My name is Daniel Ethan Harris. My father, David Edwin Harris, was my hero, and I grew up being very proud of being able to scribble DEH on things and convincing myself that then no one would be able to tell whether the item was mine or his. When my wife and I found out we were expecting a son, we knew we wanted to pass on the initials, and he is named David Ethan Harris, after both my dad and me. And yes, the tradition continues–I often see my initials scribbled on things around the house, pointing to the common parts of our identity. It makes me glad every time.
Why is your name what it is? Did your parents just like its sound, or was it given to you as something they hoped would carry meaning throughout your life? As is the case for my son, it might be a name intentionally meant to connect you to the stories of people in previous generations. Or, perhaps, the name itself carries a meaning.
Today is the eighth day of Christmas, a day in which we pay particular attention to the name given to our Messiah. Following Jewish custom, Mary and Joseph took the baby to be circumcised on the eighth day, and he was then "called Jesus, the name given by the angel before he was conceived in the womb.”
The motivations I mentioned above apply in profound ways to Jesus’ name. He was born into a time when Israel was particularly desperate and expectant for the coming of their messiah, the "anointed one,” the true king who could deliver them from their oppressors. Because of that widespread longing and hope, “Jesus” was a very common name for Jewish boys. It was the equivalent of the older Hebrew name, Joshua, the ancient Jewish hero who led God’s people into the promised land after Moses’ death. The name commanded by the angel, and given to the baby on that eighth day, was certainly meant to connect him to stories of previous generations. Joshua led God’s people into the promised land, where they would have the opportunity to learn to live by God’s law. Jesus would lead them into the promised kind of life–where that law would become written on the people’s hearts.
As meaningful as that is, the connection to a hero of the past wasn’t the full significance of Jesus’ name. Both Joshua and Jesus would come to embody their name’s origin: “The Lord is salvation.” The overarching biblical story of God’s continuing work of delivering people into abundant life came to climaxes in these two men who shared a name.
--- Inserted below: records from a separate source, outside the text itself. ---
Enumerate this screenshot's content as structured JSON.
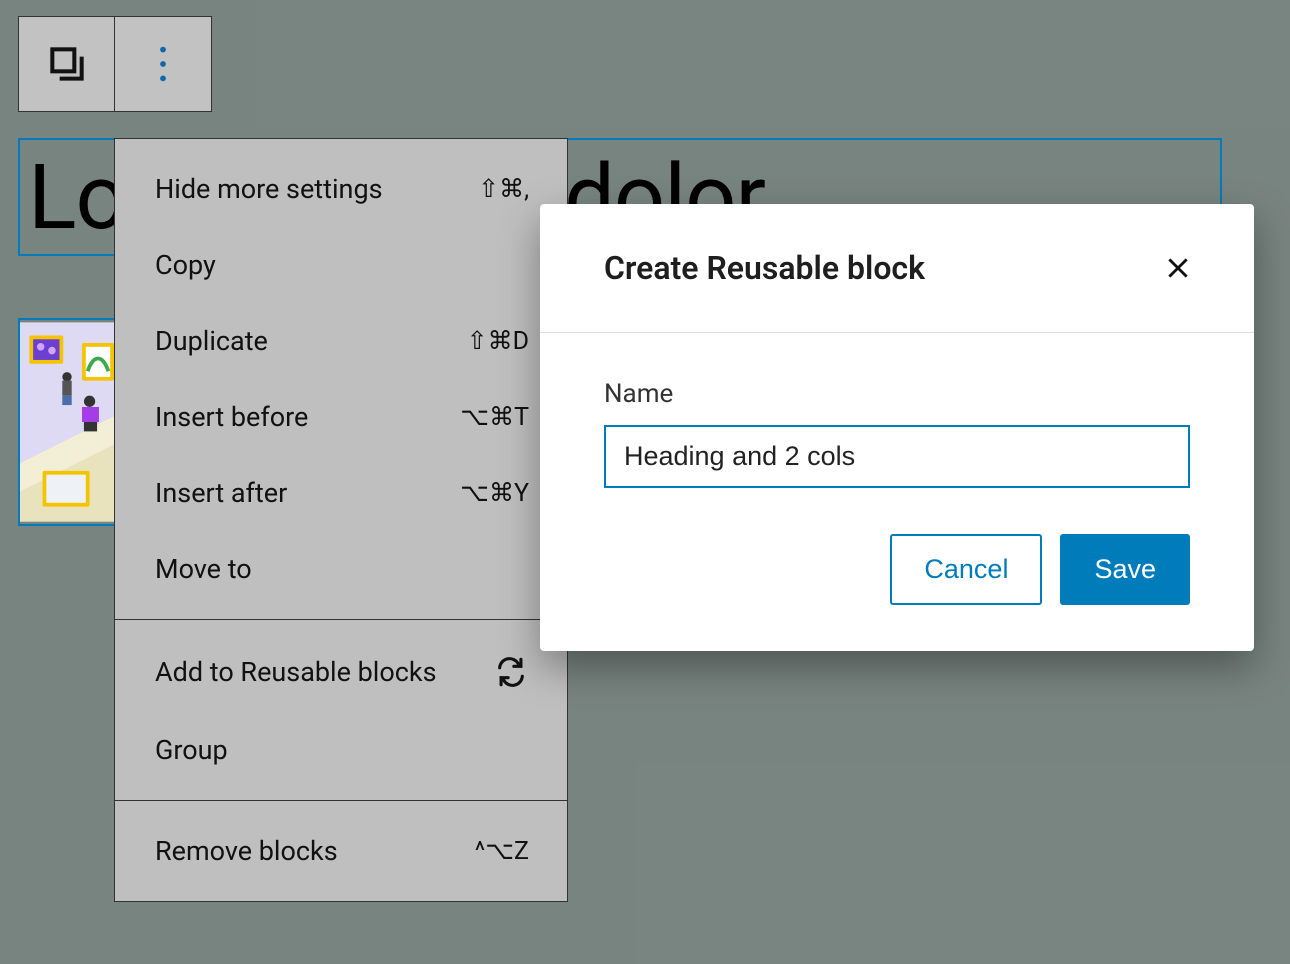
{
  "heading": {
    "text": "Lorem ipsum dolor"
  },
  "toolbar": {},
  "dropdown": {
    "section1": [
      {
        "label": "Hide more settings",
        "shortcut": "⇧⌘,"
      },
      {
        "label": "Copy",
        "shortcut": ""
      },
      {
        "label": "Duplicate",
        "shortcut": "⇧⌘D"
      },
      {
        "label": "Insert before",
        "shortcut": "⌥⌘T"
      },
      {
        "label": "Insert after",
        "shortcut": "⌥⌘Y"
      },
      {
        "label": "Move to",
        "shortcut": ""
      }
    ],
    "section2": [
      {
        "label": "Add to Reusable blocks",
        "shortcut_icon": "reusable"
      },
      {
        "label": "Group",
        "shortcut": ""
      }
    ],
    "section3": [
      {
        "label": "Remove blocks",
        "shortcut": "^⌥Z"
      }
    ]
  },
  "modal": {
    "title": "Create Reusable block",
    "name_label": "Name",
    "name_value": "Heading and 2 cols",
    "cancel": "Cancel",
    "save": "Save"
  }
}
The short New Testament book of Titus doesn’t get much attention, particularly compared with most of the other things Paul wrote. Even in churches that follow a lectionary calendar of scripture passages (which is designed to cover the themes of the Bible), Paul’s letter to Titus only shows up once: Christmas. Yet that may be a bit surprising, because Titus’ Christmas passage doesn’t mention Jesus’ birth:
"For the grace of God has appeared, bringing salvation to all, training us to renounce impiety and worldly passions, and in the present age to live lives that are self-controlled, upright, and godly, while we wait for the blessed hope and the manifestation of the glory of our great God and Savior, Jesus Christ. He it is who gave himself for us that he might redeem us from all iniquity and purify for himself a people of his own who are zealous for good deeds.”*
So although there isn’t any mention of Bethlehem, hopefully by the eighth day of Christmas, we are becoming accustomed to looking for Christmas in more ways than just the manger. If we train our ears to hear it, we’ll notice Paul shouting the message of Christmas loud and clear in those first phrases: “the grace of God has appeared, bringing salvation to all.” Grace is God’s gift that grows us, and it appeared! The people with Jesus could see God’s gift, because they laid eyes on him–the one who embodied that name given to him on the eighth day after his birth, “The Lord is salvation”–the one who could bring "salvation to all."
As Paul did so often in his letters, he does in this Christmas passage, essentially saying, “if this is true [that God’s gift, the Lord who saves, appeared], then how does it make sense for us to live? And then he points to several of the kinds of things that happen as Christ’s life takes deeper root in us (in other words, as Christmas continues in us):
“Salvation’s available for everyone! We’re being shown how to turn our backs on a godless, indulgent life, and how to take on a God-filled, God-honoring life. This new life is starting right now, and is whetting our appetites for the glorious day when our great God and Savior, Jesus Christ, appears. He offered himself as a sacrifice to free us from a dark, rebellious life into this good, pure life, making us a people he can be proud of, energetic in goodness.”**
Perhaps another way of saying that is, adore him. Take a good, long gaze at this gift of God who came in Bethlehem and delivered us into his kind of life. Then as we let his life grow in us, we will come to adore him all the more.
Eternal Father, you gave to your incarnate Son the holy name of Jesus to be the sign of our salvation: Plant in every heart, we pray, the love of him who is the Savior of the world, our Lord Jesus Christ; who lives and reigns with you and the Holy Spirit, one God, in glory everlasting. Amen.
(From The Book of Common Prayer)
* Titus 2:11-14, NRSV
**This is the same passage from Titus, as translated in The Message.